When the word "本章小结" shows up in a line of the data below, copy that whole line.

━━━ Exercise data ━━━

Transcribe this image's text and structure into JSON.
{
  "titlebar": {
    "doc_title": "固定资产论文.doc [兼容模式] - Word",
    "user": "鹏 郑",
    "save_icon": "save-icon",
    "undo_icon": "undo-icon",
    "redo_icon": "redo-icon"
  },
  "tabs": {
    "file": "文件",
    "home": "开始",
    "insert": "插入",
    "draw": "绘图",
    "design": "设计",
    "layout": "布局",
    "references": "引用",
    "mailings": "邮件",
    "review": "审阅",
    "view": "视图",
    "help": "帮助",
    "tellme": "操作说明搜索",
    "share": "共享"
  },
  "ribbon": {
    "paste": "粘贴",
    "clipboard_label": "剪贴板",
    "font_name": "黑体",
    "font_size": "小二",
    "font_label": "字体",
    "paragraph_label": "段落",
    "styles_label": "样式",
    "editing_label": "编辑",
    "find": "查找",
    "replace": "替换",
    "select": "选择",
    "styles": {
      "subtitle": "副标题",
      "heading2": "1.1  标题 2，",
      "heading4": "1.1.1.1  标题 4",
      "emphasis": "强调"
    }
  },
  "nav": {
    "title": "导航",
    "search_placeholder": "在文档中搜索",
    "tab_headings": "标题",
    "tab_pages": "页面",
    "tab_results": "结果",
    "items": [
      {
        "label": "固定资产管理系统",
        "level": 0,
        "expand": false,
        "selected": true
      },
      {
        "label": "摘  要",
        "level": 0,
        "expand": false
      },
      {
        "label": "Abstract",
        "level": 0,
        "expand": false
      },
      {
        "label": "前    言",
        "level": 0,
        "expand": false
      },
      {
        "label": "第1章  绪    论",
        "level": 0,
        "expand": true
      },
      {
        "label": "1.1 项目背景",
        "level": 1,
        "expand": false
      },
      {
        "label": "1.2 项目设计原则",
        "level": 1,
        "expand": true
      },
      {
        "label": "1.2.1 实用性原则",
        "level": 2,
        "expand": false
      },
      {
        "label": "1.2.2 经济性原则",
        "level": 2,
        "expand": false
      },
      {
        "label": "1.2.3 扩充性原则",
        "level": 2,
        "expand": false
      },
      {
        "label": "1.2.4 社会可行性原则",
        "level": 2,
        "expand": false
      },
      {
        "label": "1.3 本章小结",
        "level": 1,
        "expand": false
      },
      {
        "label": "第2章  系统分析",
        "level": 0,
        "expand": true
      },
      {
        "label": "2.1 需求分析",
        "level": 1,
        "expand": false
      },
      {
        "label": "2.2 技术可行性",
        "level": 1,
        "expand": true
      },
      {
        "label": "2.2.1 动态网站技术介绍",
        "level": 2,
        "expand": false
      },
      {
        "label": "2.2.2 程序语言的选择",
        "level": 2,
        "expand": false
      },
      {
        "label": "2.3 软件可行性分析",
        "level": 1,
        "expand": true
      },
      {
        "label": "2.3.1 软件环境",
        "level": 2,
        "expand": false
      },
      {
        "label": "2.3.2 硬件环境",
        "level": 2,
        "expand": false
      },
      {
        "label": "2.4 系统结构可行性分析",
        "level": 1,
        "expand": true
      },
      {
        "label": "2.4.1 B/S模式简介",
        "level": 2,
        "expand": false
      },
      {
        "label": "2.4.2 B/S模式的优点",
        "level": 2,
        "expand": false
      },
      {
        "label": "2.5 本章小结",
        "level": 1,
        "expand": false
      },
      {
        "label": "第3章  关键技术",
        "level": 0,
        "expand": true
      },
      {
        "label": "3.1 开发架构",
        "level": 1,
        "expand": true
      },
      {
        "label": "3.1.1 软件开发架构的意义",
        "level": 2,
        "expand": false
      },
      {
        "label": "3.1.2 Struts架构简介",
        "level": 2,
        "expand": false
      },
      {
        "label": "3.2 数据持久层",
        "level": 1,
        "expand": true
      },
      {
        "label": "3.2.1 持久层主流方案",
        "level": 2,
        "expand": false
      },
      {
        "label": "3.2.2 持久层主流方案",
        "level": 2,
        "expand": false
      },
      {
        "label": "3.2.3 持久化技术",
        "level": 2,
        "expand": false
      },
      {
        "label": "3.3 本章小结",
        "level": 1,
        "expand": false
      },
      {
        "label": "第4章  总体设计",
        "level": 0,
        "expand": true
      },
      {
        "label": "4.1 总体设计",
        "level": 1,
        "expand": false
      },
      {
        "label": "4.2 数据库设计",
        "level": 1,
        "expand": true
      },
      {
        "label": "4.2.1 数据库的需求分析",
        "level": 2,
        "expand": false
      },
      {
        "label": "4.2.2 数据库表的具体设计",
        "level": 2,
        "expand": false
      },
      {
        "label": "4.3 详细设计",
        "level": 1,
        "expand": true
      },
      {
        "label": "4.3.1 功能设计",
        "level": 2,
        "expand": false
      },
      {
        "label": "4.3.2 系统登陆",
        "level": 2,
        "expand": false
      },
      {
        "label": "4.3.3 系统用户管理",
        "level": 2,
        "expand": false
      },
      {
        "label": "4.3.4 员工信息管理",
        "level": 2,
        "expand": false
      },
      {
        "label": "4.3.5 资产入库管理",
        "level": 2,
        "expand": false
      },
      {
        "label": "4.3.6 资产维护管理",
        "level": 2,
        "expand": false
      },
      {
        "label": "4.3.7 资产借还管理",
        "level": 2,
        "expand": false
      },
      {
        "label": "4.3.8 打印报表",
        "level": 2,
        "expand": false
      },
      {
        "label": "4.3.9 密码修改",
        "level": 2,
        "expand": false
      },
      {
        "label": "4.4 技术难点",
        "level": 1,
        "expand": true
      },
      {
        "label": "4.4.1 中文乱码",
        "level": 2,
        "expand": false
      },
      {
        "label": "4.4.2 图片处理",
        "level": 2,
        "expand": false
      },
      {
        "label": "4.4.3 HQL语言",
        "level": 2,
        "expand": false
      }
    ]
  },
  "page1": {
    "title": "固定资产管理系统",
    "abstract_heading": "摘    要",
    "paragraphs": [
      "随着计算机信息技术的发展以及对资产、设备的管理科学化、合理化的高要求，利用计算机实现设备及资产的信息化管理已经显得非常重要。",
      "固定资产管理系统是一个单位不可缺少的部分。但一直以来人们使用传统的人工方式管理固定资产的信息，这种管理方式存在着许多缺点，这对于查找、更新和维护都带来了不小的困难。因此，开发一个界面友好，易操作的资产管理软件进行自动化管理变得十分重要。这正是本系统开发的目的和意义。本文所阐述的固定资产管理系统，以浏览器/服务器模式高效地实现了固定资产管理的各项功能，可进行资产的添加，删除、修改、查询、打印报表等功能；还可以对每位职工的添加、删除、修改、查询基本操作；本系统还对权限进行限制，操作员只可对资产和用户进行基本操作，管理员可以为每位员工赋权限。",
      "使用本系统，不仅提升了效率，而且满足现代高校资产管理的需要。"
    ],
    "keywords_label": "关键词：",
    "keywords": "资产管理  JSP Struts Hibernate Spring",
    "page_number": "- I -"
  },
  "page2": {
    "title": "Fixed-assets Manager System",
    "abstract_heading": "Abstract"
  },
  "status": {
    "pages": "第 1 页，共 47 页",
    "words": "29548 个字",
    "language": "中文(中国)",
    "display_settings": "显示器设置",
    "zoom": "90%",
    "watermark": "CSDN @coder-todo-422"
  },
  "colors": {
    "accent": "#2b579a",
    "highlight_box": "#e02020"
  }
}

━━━

Expected output:
        "label": "1.3 本章小结",
        "label": "2.5 本章小结",
        "label": "3.3 本章小结",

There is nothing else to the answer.